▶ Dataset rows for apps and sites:
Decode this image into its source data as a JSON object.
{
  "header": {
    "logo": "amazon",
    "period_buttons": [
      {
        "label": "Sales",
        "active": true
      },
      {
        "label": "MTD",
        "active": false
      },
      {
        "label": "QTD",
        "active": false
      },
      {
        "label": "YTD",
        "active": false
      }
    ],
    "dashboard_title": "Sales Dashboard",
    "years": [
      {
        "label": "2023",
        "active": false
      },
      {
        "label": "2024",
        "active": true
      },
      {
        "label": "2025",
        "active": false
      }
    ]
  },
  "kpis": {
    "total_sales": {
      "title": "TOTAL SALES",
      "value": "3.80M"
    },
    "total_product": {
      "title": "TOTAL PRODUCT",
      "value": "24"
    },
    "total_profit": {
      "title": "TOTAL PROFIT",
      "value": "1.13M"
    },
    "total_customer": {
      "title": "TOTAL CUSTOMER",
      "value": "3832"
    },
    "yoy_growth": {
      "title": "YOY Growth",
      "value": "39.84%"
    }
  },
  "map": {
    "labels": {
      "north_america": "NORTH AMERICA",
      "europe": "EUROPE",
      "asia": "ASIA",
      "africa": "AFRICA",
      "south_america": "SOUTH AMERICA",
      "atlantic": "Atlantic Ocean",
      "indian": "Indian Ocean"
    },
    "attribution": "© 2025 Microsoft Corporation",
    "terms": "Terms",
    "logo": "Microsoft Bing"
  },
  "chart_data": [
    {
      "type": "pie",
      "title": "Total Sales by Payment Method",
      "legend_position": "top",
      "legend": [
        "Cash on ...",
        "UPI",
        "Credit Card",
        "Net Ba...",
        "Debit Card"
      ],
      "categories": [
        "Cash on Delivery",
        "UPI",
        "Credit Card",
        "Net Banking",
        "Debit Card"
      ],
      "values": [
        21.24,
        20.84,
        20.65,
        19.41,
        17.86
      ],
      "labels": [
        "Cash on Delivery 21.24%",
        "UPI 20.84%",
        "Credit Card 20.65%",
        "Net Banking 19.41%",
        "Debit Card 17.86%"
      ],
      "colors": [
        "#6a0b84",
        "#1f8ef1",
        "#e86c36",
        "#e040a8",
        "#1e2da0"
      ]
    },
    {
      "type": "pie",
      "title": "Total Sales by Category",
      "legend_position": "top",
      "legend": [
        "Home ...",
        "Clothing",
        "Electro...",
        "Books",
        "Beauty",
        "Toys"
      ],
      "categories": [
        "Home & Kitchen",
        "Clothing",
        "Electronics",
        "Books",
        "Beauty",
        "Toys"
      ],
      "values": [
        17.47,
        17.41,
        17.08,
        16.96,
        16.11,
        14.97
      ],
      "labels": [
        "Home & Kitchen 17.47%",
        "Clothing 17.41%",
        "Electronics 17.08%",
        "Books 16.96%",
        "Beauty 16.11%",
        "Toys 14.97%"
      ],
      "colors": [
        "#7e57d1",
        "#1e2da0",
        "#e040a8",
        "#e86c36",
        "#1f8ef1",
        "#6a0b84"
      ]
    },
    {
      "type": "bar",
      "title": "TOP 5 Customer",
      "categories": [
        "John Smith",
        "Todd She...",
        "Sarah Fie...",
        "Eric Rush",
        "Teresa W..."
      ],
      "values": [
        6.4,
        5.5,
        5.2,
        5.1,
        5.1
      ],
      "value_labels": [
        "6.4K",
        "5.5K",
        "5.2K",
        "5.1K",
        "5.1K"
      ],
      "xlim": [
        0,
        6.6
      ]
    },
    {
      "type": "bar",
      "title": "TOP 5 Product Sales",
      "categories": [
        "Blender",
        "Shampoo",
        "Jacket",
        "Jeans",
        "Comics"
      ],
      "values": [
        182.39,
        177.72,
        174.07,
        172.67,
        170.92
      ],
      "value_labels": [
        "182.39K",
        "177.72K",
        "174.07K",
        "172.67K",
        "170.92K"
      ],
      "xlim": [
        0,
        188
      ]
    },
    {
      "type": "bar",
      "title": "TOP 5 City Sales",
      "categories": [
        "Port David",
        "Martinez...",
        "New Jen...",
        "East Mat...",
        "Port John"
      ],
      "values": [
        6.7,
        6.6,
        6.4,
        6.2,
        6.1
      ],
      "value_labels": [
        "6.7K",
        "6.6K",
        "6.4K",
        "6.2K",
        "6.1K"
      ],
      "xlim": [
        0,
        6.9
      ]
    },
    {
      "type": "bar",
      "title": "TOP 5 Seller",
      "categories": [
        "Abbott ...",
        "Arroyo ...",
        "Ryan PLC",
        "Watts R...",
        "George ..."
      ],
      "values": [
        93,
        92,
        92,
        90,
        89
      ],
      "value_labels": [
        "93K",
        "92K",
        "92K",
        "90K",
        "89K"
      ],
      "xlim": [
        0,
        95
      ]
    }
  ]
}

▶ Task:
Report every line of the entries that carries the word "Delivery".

▶ Completed exercise:
        "Cash on Delivery",
        "Cash on Delivery 21.24%",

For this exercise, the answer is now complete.